Other activities such as making ‘grottoes’ were seemingly creative, but actually were thinly veiled attempts to wheedle a few pence out of adults. This pastime involved collecting discarded oyster shells to build – no-doubt in a very artistic manner – a small ‘grotto’ or castle in the street. Passing adults would be invited (or harangued) to view the splendour of the grotto in return for a small coin – in Ted Harrison’s words: “ah go on Guvnor, only a farthing!”. Grottoes were invariably set up near pubs in the hope of captivating adults in a more generous mood. However, you had to beware rival grotto-crafting children who might come and knock down your creation to eliminate competition.*

For many of the interviewees, their childhood memories were strongly shaped by the experience of London during a time of war. Ted Harrison describes how when the First World War broke out, children in the East End formed ‘tin bands’ using tea chests, saucepans, comb and paper and the like as instruments, and marched around local streets. In an outburst of patriotism – coupled with canny entrepreneurial spirit – Ted actually marched his ramshackle band all the way from Shoreditch to Trafalgar Square and the Embankment, singing a song about the German General von Kluck along the way, and happily gathering up coins that crowds threw at them. However, his band’s glory was short-lived; a rival tin band from another street picked a fight with them and stole their ‘instruments’.

Fights and scrapes were evidently a common part of East End childhood, though they were more staged or ritualised, rather than truly violent, according to an interview with Hackney author Alexander Baron.

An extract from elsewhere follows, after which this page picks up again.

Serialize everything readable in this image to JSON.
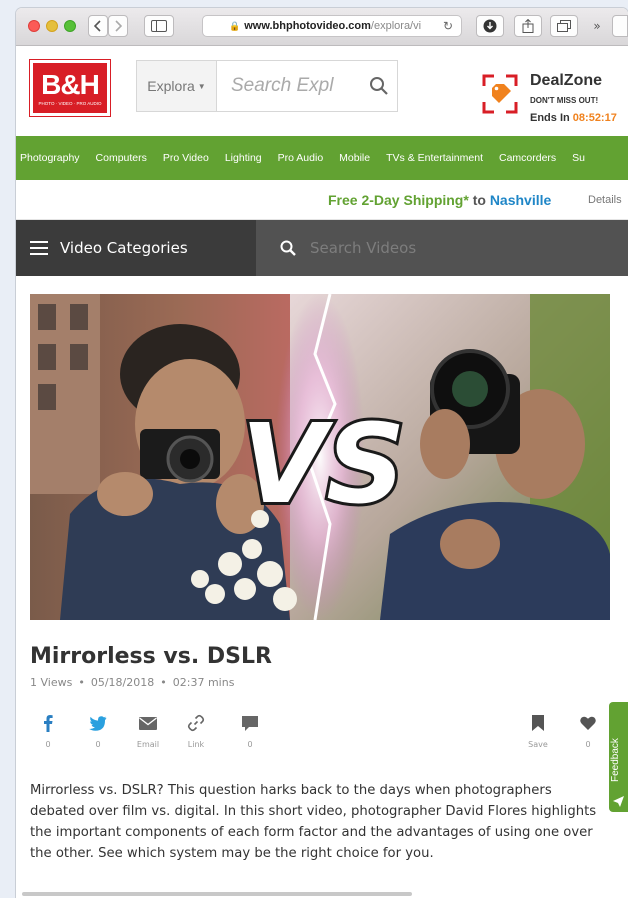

He also tells of street rivalry being played out via an informal Sunday football league. Teams of players would be formed street by street, and fixtures somehow organised by word of mouth. The result was that come Sunday, a street team from, say, London Fields would end up playing a street team from Hackney Marshes.

Alexander Baron describes street football matches in Hackney

Uncovering these personal memories of childhoods in the East End has been absolutely fascinating for me, and especially so hearing about them directly via sound recordings of oral histories. It’s made me realise just how important sound archives are to preserving aspects of our lives that maybe otherwise we don’t give much thought to. It’s also inspired me to be more creative: I’m off to find some oyster shells and try my hand at making a grotto…

This blog post was written by Richard Crappsley, an Unlocking Our Sound Heritage volunteer at LMA. 

*For more information about grottoes see A. Roy Vickery and Monica E. Vickery’s ‘Memories of Grottoes, 1905-1935’, published in Folklore in 1977.